Please report, as a single number, how many lines in the entries include the string "Crear".

+++ INPUT MATERIAL +++

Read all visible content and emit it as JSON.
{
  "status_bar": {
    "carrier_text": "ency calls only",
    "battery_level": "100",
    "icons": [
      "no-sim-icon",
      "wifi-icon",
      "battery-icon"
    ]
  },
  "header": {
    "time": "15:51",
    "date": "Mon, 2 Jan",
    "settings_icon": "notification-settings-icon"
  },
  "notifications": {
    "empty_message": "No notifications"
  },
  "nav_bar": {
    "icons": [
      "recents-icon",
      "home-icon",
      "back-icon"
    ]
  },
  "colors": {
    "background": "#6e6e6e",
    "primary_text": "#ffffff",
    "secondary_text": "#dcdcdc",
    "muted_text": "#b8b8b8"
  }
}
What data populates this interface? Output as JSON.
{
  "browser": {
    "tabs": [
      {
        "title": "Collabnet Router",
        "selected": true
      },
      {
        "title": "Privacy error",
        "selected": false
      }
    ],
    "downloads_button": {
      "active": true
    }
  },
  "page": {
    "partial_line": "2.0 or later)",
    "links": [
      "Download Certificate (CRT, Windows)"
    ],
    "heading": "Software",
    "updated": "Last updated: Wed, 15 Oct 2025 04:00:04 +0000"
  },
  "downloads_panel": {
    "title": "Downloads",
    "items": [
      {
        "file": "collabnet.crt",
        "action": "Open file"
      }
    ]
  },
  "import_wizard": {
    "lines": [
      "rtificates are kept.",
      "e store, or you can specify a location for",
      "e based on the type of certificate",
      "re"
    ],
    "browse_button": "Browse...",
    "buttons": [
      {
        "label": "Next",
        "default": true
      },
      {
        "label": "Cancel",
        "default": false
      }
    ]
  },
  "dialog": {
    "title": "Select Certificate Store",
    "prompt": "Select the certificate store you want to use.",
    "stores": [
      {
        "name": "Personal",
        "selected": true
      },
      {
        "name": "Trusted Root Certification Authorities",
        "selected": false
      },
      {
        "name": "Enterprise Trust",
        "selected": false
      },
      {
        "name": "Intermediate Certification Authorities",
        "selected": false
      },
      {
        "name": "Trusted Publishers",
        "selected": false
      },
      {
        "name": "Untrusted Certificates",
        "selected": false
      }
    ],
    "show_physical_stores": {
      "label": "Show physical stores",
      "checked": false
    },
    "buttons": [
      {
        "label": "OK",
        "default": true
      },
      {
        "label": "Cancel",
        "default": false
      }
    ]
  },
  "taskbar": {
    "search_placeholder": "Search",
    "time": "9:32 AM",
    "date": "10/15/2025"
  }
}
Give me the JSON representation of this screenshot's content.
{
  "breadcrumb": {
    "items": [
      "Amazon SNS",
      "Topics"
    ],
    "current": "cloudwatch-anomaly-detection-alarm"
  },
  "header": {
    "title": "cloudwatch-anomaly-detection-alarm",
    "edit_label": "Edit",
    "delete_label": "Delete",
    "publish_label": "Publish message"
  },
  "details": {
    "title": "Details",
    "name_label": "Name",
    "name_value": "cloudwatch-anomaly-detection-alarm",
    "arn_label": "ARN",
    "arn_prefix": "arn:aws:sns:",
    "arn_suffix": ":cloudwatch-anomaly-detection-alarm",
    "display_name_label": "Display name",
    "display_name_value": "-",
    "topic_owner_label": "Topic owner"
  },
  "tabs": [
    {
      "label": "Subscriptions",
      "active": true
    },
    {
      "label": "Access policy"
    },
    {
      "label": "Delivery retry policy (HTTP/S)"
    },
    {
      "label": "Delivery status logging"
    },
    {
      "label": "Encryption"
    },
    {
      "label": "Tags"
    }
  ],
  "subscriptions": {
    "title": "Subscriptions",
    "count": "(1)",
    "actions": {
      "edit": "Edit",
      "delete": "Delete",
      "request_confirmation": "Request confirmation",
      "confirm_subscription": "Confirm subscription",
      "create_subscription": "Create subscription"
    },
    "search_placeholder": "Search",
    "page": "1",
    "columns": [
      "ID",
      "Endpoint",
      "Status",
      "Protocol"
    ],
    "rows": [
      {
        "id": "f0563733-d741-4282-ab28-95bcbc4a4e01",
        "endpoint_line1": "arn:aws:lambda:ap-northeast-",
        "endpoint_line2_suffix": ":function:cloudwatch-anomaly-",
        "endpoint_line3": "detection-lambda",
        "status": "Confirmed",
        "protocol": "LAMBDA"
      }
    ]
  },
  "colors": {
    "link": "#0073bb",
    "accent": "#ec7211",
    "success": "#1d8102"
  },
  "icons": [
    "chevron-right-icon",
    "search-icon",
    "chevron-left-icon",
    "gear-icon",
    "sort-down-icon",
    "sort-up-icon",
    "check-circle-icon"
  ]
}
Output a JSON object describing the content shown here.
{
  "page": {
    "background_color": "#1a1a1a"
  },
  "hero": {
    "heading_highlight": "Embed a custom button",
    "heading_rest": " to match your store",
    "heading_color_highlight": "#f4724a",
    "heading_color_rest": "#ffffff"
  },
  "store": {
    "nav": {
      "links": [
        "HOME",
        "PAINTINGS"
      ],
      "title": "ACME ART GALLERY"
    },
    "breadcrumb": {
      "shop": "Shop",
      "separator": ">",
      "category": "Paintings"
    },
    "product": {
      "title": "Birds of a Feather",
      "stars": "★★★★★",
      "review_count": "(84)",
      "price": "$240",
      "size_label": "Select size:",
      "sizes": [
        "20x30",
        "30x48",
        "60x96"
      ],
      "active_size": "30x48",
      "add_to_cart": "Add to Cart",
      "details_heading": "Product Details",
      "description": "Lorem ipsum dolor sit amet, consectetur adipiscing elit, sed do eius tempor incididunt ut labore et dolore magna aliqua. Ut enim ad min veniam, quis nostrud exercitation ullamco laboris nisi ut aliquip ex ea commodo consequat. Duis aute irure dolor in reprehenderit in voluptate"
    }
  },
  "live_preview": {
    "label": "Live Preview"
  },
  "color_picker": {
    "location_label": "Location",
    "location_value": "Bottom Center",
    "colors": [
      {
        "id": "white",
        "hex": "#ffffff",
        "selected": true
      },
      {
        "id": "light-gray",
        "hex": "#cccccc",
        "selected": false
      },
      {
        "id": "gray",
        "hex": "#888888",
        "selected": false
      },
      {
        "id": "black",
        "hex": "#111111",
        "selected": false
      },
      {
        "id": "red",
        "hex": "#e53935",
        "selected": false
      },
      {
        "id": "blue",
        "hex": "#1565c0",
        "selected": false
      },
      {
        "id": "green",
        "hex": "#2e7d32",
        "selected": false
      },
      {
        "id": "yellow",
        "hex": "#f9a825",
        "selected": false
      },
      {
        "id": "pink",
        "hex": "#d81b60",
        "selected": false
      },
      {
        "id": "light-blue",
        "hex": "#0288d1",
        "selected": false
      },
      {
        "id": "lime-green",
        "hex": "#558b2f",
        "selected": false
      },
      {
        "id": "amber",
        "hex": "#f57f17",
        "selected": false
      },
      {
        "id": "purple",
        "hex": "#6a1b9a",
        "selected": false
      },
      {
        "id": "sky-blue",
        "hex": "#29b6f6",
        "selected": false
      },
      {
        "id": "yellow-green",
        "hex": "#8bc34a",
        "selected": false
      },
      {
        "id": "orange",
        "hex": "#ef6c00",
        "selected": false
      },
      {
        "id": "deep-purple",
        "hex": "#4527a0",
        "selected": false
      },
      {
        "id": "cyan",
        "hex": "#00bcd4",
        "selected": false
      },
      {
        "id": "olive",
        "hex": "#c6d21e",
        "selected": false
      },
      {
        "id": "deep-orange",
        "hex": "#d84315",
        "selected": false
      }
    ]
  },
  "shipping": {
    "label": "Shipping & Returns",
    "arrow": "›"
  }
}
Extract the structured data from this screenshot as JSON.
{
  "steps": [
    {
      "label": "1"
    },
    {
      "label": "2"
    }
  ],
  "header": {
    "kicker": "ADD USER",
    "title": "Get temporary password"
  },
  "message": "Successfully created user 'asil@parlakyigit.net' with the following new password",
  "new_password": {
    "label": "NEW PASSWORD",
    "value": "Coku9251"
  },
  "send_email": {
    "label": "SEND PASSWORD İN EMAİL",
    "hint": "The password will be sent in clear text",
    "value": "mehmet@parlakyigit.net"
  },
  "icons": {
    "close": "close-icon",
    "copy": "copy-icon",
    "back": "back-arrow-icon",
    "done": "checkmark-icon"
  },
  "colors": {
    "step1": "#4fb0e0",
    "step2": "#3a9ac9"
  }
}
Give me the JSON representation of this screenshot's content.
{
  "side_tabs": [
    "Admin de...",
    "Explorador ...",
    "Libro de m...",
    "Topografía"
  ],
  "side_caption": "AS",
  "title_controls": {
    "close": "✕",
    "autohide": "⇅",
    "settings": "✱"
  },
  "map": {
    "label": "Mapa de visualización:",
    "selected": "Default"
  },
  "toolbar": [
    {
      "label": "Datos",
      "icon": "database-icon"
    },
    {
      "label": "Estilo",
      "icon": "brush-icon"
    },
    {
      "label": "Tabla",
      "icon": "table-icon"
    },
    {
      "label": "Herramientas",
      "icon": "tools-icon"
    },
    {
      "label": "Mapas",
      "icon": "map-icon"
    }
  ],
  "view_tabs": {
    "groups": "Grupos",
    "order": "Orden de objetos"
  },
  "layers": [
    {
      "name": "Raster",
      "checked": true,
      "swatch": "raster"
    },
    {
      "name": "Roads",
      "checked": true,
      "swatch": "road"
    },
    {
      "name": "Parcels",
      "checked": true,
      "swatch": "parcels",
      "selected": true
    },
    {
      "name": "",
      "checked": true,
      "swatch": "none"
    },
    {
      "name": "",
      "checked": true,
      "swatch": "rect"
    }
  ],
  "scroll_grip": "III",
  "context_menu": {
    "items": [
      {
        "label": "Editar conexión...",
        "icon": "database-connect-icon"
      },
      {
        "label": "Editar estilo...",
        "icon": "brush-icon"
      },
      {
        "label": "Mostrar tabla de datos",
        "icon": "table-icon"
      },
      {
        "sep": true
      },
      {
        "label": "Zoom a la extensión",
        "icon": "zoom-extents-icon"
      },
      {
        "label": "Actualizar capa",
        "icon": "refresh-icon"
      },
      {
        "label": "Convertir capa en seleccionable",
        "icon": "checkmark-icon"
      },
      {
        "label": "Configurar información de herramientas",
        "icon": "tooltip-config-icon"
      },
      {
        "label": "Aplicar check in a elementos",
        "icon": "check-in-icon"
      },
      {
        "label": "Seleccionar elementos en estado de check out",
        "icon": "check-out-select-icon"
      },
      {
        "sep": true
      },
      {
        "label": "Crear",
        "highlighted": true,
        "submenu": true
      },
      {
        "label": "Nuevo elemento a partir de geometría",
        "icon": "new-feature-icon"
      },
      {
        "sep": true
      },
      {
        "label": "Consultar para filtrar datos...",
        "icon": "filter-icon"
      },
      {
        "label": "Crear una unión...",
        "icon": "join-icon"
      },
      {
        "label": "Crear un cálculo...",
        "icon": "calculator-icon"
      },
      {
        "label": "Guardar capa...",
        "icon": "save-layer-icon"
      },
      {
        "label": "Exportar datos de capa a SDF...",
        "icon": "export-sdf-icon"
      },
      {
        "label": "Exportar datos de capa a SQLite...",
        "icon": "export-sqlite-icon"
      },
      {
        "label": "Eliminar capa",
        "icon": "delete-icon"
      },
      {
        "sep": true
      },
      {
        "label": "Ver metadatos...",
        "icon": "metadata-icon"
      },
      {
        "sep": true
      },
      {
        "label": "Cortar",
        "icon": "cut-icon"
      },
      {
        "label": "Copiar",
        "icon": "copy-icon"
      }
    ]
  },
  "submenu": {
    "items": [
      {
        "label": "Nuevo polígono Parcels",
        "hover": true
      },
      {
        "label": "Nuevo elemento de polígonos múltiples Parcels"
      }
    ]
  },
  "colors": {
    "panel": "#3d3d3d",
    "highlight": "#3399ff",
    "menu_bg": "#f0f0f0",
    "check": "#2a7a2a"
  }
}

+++

RESPONSE FOR THIS EXERCISE
3